=== What is expected ===
Give the number of lines in the data below that contain "replies", and only that number.

Web page and app entries
▬▬▬

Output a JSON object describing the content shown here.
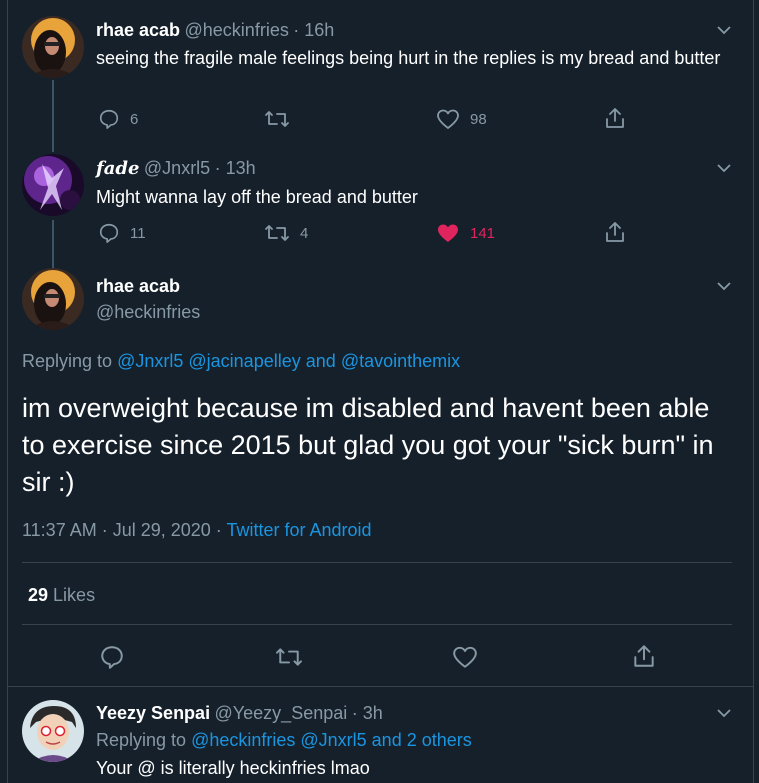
{
  "tweet1": {
    "name": "rhae acab",
    "handle": "@heckinfries",
    "time": "· 16h",
    "text": "seeing the fragile male feelings being hurt in the replies is my bread and butter",
    "replies": "6",
    "likes": "98"
  },
  "tweet2": {
    "name": "fade",
    "handle": "@Jnxrl5",
    "time": "· 13h",
    "text": "Might wanna lay off the bread and butter",
    "replies": "11",
    "retweets": "4",
    "likes": "141"
  },
  "main": {
    "name": "rhae acab",
    "handle": "@heckinfries",
    "replying_prefix": "Replying to",
    "replying_user1": "@Jnxrl5",
    "replying_user2": "@jacinapelley",
    "replying_and": "and",
    "replying_user3": "@tavointhemix",
    "text": "im overweight because im disabled and havent been able to exercise since 2015 but glad you got your \"sick burn\" in sir :)",
    "timestamp": "11:37 AM · Jul 29, 2020 ·",
    "source": "Twitter for Android",
    "likes_count": "29",
    "likes_label": "Likes"
  },
  "reply": {
    "name": "Yeezy Senpai",
    "handle": "@Yeezy_Senpai",
    "time": "· 3h",
    "replying_prefix": "Replying to",
    "replying_users": "@heckinfries @Jnxrl5 and 2 others",
    "text": "Your @ is literally heckinfries lmao"
  },
  "colors": {
    "background": "#15202b",
    "accent": "#1b95e0",
    "like": "#e0245e",
    "muted": "#8899a6"
  }
}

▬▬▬

=== Answer box ===
3